Stepping over obstacles

The ability to step over a low obstacle is one of the tasks that young children need to master in order to walk safely indoors and out of doors. 

Toddler stepping over obstacle_1.jpg

Stepping over an obstacle requires several abilities:

  • Balance: stand on one leg and at the same time lift the other foot over the obstacle..
  • Visual pickup: look ahead, notice that there is an obstacle, as well as its position and size.
  • Motor planning: plan the movements needed to achieve the goal.

Video clip: Max 2y 9m walking over rough ground and stepping over obstacles

What young children can do  

New walkers sometimes take a while to learn that they need to look ahead and notice any obstacles in their way, and then make a decision about walking around the obstacles or stepping over it. 

Early walkers will approach the obstacle, stop in front of it, and then lift one foot and step over the obstacle.Depending on the size of the obstacle, the toddler may decide that the best way to get over the obstacle is to step onto it. 

With practice young children learn to take obstacle crossing in their stride. The walk towards the obstacle, carefully adjust their steps so that the one foot lands close to the obstacle and then easily lift the other foot up and over and continue to walk forwards. 

Activities to train stepping over an obstacle

Stepping over a broomstick  or narrow plank 

Place a narrow plank or broomstick, about 60 cm long, on the floor. Let your toddler stand a short distance from the broom. You stand on the on the other side of the plank and encourage him/her to walk to you. 

At first your toddler may first step forwards and stand facing the obstacles, then pick up one foot and step over. 

   Toddler-stand-facing-low-obstruction.jpg   Toddler-stand-step-over-obstacle.jpg

If your toddler is reluctant to step over the plank, it may help if you position it close to a wall or piece of furniture that can be used for hand support. 


Let your toddler walk towards and step over the plank several times to build confidence, improve balance and reinforce the importance of looking ahead.

After a few training sessions you will notice that your child starts to adjust his/her steps as the obstacle is approached, and starts to step over without first stopping. 

Stepping over a series of low obstacles

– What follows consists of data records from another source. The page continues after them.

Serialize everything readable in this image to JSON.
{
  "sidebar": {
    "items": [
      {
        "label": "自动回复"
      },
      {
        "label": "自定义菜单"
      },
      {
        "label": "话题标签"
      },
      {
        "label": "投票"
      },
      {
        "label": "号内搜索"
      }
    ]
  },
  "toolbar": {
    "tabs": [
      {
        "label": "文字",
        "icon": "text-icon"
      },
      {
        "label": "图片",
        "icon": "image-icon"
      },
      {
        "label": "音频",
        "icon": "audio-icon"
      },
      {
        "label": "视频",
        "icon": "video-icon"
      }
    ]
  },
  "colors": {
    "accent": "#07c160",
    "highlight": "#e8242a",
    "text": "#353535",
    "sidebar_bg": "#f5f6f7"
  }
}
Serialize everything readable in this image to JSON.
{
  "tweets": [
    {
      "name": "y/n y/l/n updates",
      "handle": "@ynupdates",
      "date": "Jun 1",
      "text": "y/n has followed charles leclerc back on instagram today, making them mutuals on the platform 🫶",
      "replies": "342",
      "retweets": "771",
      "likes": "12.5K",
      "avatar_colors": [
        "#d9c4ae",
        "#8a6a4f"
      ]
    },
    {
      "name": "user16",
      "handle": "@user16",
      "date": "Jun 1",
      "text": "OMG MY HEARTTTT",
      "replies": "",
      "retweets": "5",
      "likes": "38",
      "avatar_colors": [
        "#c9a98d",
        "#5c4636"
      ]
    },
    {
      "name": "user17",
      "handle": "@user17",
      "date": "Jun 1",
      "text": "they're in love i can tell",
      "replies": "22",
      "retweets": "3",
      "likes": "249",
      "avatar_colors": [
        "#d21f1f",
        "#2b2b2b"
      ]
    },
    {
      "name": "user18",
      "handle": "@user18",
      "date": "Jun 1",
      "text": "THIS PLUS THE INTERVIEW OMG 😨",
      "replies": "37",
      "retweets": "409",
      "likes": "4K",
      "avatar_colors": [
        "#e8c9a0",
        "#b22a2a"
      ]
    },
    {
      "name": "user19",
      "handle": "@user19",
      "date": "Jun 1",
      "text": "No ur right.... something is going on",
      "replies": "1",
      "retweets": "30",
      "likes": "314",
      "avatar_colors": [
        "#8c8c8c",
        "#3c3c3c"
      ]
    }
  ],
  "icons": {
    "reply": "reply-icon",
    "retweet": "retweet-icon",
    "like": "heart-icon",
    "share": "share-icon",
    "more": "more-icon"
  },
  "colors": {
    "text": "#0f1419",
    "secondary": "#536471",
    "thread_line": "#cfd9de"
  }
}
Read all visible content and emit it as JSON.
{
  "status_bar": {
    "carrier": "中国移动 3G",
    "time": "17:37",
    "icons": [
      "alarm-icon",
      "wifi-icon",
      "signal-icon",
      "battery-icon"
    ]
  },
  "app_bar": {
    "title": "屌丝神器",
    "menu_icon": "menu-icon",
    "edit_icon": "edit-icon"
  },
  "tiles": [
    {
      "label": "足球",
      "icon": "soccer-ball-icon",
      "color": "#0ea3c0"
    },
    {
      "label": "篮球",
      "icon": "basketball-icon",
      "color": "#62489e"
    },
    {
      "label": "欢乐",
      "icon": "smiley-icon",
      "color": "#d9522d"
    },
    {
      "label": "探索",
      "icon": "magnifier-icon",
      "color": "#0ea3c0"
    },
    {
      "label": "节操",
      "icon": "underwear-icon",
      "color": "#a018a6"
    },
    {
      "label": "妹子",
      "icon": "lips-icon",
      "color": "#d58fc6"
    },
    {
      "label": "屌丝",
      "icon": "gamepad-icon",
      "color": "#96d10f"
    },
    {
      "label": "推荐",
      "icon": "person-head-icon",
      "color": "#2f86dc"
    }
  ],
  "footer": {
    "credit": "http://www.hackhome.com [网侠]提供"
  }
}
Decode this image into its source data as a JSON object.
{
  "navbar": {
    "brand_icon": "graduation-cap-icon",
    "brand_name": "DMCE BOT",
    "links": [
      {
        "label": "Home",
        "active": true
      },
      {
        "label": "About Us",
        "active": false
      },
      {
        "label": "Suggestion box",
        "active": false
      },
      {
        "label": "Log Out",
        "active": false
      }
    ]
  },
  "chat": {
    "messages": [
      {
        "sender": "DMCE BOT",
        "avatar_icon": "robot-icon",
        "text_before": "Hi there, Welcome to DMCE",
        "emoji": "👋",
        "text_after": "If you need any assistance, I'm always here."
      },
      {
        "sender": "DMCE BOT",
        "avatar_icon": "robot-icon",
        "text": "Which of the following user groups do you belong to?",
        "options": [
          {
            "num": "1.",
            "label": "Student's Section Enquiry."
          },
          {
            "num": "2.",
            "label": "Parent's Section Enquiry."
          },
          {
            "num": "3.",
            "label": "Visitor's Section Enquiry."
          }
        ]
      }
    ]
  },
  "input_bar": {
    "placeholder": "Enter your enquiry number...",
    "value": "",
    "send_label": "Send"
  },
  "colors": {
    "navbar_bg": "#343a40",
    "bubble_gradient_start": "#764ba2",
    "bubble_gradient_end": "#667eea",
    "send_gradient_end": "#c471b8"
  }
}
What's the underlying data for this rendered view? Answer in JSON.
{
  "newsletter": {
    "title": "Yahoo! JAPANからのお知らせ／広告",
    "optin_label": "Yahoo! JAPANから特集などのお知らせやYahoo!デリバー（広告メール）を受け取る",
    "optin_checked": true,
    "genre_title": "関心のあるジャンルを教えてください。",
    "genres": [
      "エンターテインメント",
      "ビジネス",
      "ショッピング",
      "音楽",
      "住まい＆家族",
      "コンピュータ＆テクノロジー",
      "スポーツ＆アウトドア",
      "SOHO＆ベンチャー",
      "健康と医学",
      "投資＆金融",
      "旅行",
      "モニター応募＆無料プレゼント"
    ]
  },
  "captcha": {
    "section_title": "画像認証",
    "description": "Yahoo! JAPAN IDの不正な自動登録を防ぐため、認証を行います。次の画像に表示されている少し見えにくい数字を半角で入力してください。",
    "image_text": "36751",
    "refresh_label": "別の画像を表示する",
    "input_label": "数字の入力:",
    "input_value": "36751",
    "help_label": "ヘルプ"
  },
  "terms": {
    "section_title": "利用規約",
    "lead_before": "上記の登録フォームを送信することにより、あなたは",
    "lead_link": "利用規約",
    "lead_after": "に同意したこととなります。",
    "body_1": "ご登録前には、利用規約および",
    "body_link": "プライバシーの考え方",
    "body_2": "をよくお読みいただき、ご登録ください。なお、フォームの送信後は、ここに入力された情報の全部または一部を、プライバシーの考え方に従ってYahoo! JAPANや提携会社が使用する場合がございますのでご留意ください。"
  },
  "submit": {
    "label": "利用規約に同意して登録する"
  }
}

The next step is to make the task a little more difficult by laying out several low obstacles in a row.  You will need 3-4 low and narrow obstacles positioned parallel to each other and about 40-50 cm apart. 

Initially you will probably notice that your child stops in front of each of the obstacles, but with time he/she will start to adjust the steps between the obstacle and be able to keep moving forwards and easily lift the feet over the obstacle. 


Raising the height of the obstacles

You can make this activity more challenging by increasing the height or breadth of the obstacles. 

The easiest way to raise the plank or stick is to rest the ends on a beanbag.   

Some ideas for making obstacles

You can make a long stick by rolling up a newspaper and securing it with tape. 

A rolled up blanket makes a good larger obstacle. 

Pool noodles make good obstacles. 

Use beanbags to keep the obstacles in place

Position a sandbag on either side of the obstacle to keep it in place when it gets kicked. 

Motivating your toddler to walk over the obstacles

The most difficult part of this task, especially during your first training sessions, is to motivate your toddler to walk from point A to point B. 

Sometimes it helps to create a walkway - lay the obstacles across a yoga mat and encourage your toddler to walk on the mat. 

Most toddlers cannot resist following a ball. Roll a ball over the obstacles and encourage the child to fetch it. 

Toddlers will also engage in games that involve carrying objects from one location to another. My favorite is a box of water bottles partly filled with water that need to be moved to another box. 

What next

Provide many opportunities for stepping over obstacles 

  • Find door lintels that need to be stepped over.  
  • Create obstacle courses using  a variety of objects. Your child will have lots of ideas about how to arrange the obstacles. 
  • Find an outdoor space where the ground is a little rough  and uneven to practice looking ahead and planning steps to negotiate obstacles.